Factors in the housing crisis 

The Canadian Mortgage and Housing Corp. (CMHC) said recently that, “Canada will need an additional 3.5 million units to restore housing affordability.”

Many contributing factors help explain the current affordability crisis.

Nemoy Lewis, a professor of Urban and Regional Planning at Toronto Metropolitan University, told the Don’t Call me Resilient podcast hosts that Canada has allowed too much housing to be bought or developed by for-profit corporations.

Other contributing factors include real estate investment trusts, which effectively treat homes as investment vehicles, restrictive zoning laws and the lack of financial support for vulnerable households.

Brian Doucet, Canada Research Chair in Urban Change and Social Inclusion at the University of Waterloo, says there are many promising initiatives that will help affordability, including anti-renoviction bylaws in B.C. and rent controls in different jurisdictions.

While such initiatives will take time to implement, the Carleton students warn that restricting the flow of international students could hit universities at a critical time.

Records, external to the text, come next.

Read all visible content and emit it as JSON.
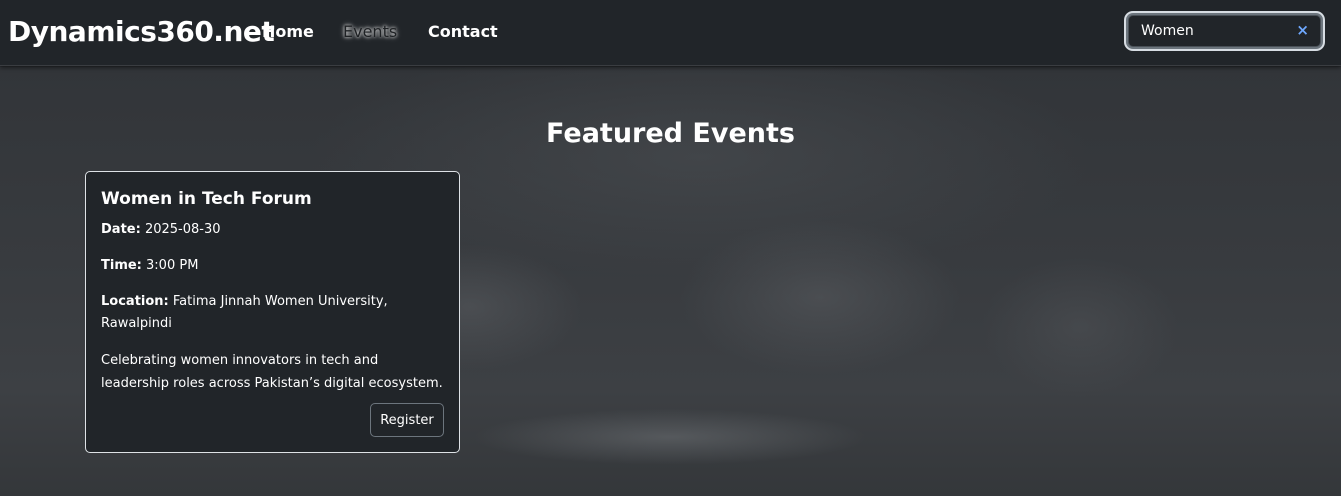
{
  "navbar": {
    "brand": "Dynamics360.net",
    "links": [
      "Home",
      "Events",
      "Contact"
    ],
    "active_link": "Events"
  },
  "search": {
    "value": "Women",
    "clear_icon": "×"
  },
  "hero": {
    "title": "Featured Events"
  },
  "events": [
    {
      "title": "Women in Tech Forum",
      "date_label": "Date:",
      "date": "2025-08-30",
      "time_label": "Time:",
      "time": "3:00 PM",
      "location_label": "Location:",
      "location": "Fatima Jinnah Women University, Rawalpindi",
      "description": "Celebrating women innovators in tech and leadership roles across Pakistan’s digital ecosystem.",
      "button_label": "Register"
    }
  ]
}
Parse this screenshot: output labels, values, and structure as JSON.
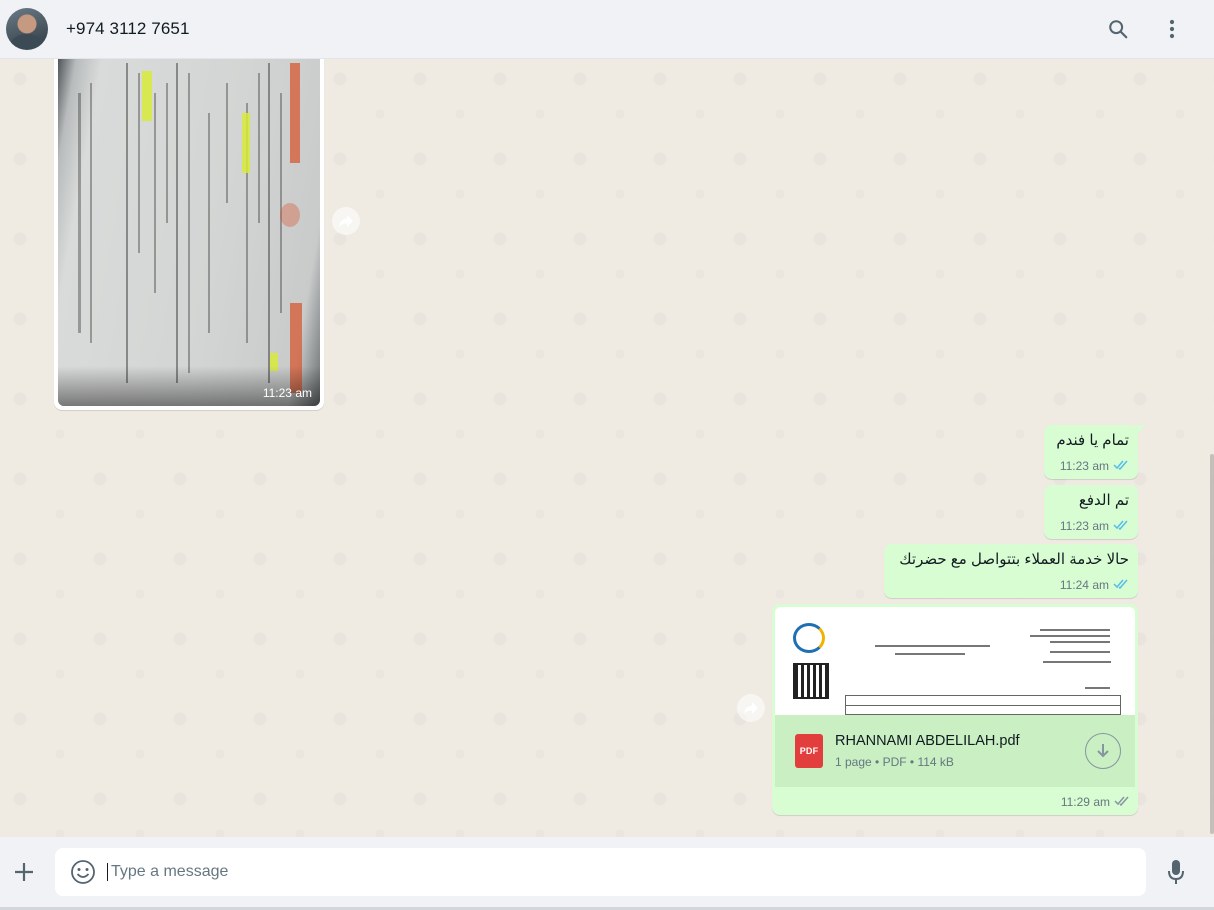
{
  "header": {
    "contact_name": "+974 3112 7651",
    "avatar_icon": "contact-avatar",
    "search_icon": "search-icon",
    "menu_icon": "more-vertical-icon"
  },
  "messages": {
    "incoming_image": {
      "time": "11:23 am"
    },
    "outgoing": [
      {
        "text": "تمام يا فندم",
        "time": "11:23 am",
        "status": "read"
      },
      {
        "text": "تم الدفع",
        "time": "11:23 am",
        "status": "read"
      },
      {
        "text": "حالا خدمة العملاء بتتواصل مع حضرتك",
        "time": "11:24 am",
        "status": "read"
      }
    ],
    "document": {
      "file_name": "RHANNAMI ABDELILAH.pdf",
      "details": "1 page • PDF • 114 kB",
      "type_badge": "PDF",
      "time": "11:29 am",
      "status": "delivered"
    }
  },
  "composer": {
    "placeholder": "Type a message"
  },
  "colors": {
    "outgoing_bubble": "#d9fdd3",
    "read_ticks": "#53bdeb",
    "pdf_red": "#e33e3e"
  }
}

According to Carleton Admissions, the university has more 4,500 international students from more than 150 countries, who pay considerably higher tuition than Canadian students. The University of Toronto has more than 25,000 international students, according to the University of Toronto website.

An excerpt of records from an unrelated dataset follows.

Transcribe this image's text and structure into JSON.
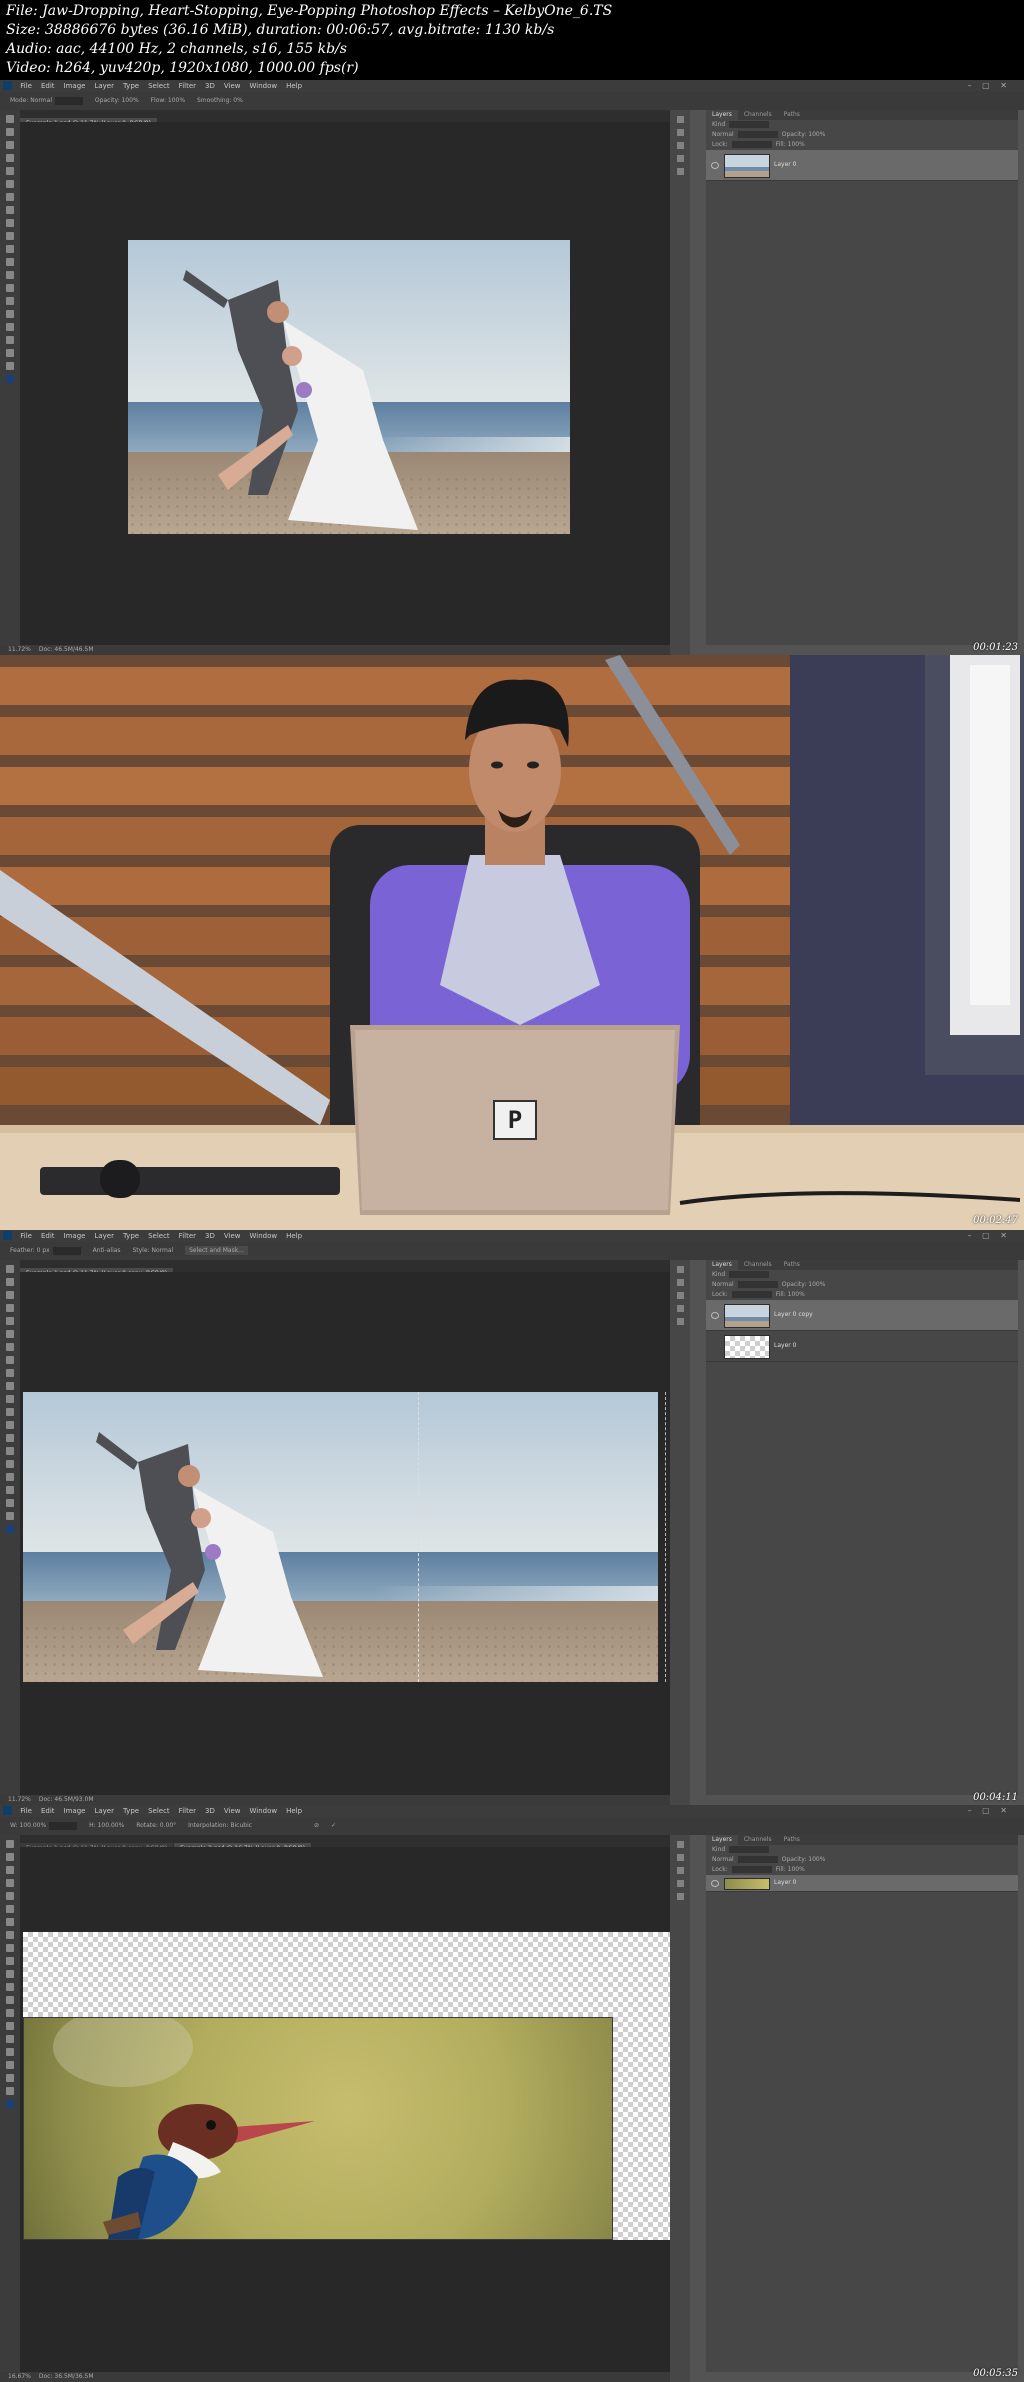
{
  "header": {
    "line1": "File: Jaw-Dropping, Heart-Stopping, Eye-Popping Photoshop Effects – KelbyOne_6.TS",
    "line2": "Size: 38886676 bytes (36.16 MiB), duration: 00:06:57, avg.bitrate: 1130 kb/s",
    "line3": "Audio: aac, 44100 Hz, 2 channels, s16, 155 kb/s",
    "line4": "Video: h264, yuv420p, 1920x1080, 1000.00 fps(r)"
  },
  "menu": [
    "File",
    "Edit",
    "Image",
    "Layer",
    "Type",
    "Select",
    "Filter",
    "3D",
    "View",
    "Window",
    "Help"
  ],
  "frames": [
    {
      "timestamp": "00:01:23",
      "options": [
        "Mode: Normal",
        "Opacity: 100%",
        "Flow: 100%",
        "Smoothing: 0%"
      ],
      "tabs": [
        "Example 1.psd @ 11.7% (Layer 0, RGB/8)"
      ],
      "status": "11.72%",
      "status2": "Doc: 46.5M/46.5M",
      "panel_tabs": [
        "Layers",
        "Channels",
        "Paths"
      ],
      "panel_rows": [
        "Kind",
        "Normal",
        "Opacity: 100%",
        "Lock:",
        "Fill: 100%"
      ],
      "layers": [
        {
          "name": "Layer 0"
        }
      ]
    },
    {
      "timestamp": "00:02:47",
      "laptop_logo": "P"
    },
    {
      "timestamp": "00:04:11",
      "options": [
        "Feather: 0 px",
        "Anti-alias",
        "Style: Normal",
        "Select and Mask..."
      ],
      "tabs": [
        "Example 1.psd @ 11.7% (Layer 0 copy, RGB/8)"
      ],
      "status": "11.72%",
      "status2": "Doc: 46.5M/93.0M",
      "panel_tabs": [
        "Layers",
        "Channels",
        "Paths"
      ],
      "panel_rows": [
        "Kind",
        "Normal",
        "Opacity: 100%",
        "Lock:",
        "Fill: 100%"
      ],
      "layers": [
        {
          "name": "Layer 0 copy"
        },
        {
          "name": "Layer 0"
        }
      ]
    },
    {
      "timestamp": "00:05:35",
      "options": [
        "W: 100.00%",
        "H: 100.00%",
        "Rotate: 0.00°",
        "Interpolation: Bicubic"
      ],
      "tabs": [
        "Example 1.psd @ 11.7% (Layer 0 copy, RGB/8)",
        "Example 2.psd @ 16.7% (Layer 0, RGB/8)"
      ],
      "status": "16.67%",
      "status2": "Doc: 36.5M/36.5M",
      "panel_tabs": [
        "Layers",
        "Channels",
        "Paths"
      ],
      "panel_rows": [
        "Kind",
        "Normal",
        "Opacity: 100%",
        "Lock:",
        "Fill: 100%"
      ],
      "layers": [
        {
          "name": "Layer 0"
        }
      ]
    }
  ]
}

At the same time, the proportion of revenue at Ontario universities that comes from governments, particularly the provincial government, has been falling for years.

Federal funding has also dropped. According to Statistics Canada, federal funding for Canadian universities decreased in 2021/2022 compared to the previous year.

For Ontario universities, the proportion of total revenue from “non-federal” sources, which is mostly provincial, dropped from 36 per cent in 2001-02 to 25 per cent in 2021-22, Statistics Canada has reported.

This leaves universities relying more and more on tuition, particularly the higher tuition paid by international students. Average tuition for international students in Canada are highest in Ontario at both the undergraduate ($45,242) and graduate level ($27,149) programs, Statistics Canada reports.

“[If] the government is looking to cut international students, I think they need to consider that universities probably don’t want to lose this financial support,” said Qin.

And the international students are increasingly caught in a spiral of increasing costs for tuition and for rent.

“Rising prices and mortgages […] seem to have somewhat deviated from what many people initially envisioned when they came to Canada,” said Qin.

Mary Rose Sabater, of Immigration, Refugees and Citizenship Canada (IRCC), said the IRCC has an “on-going commitment” to ensure they are making housing accessible and affordable for international students while they are in Canada.

“IRCC acknowledges the pressures that our International Student Program is facing and that housing affordability and availability are challenges for international students,” said Sabater in an email.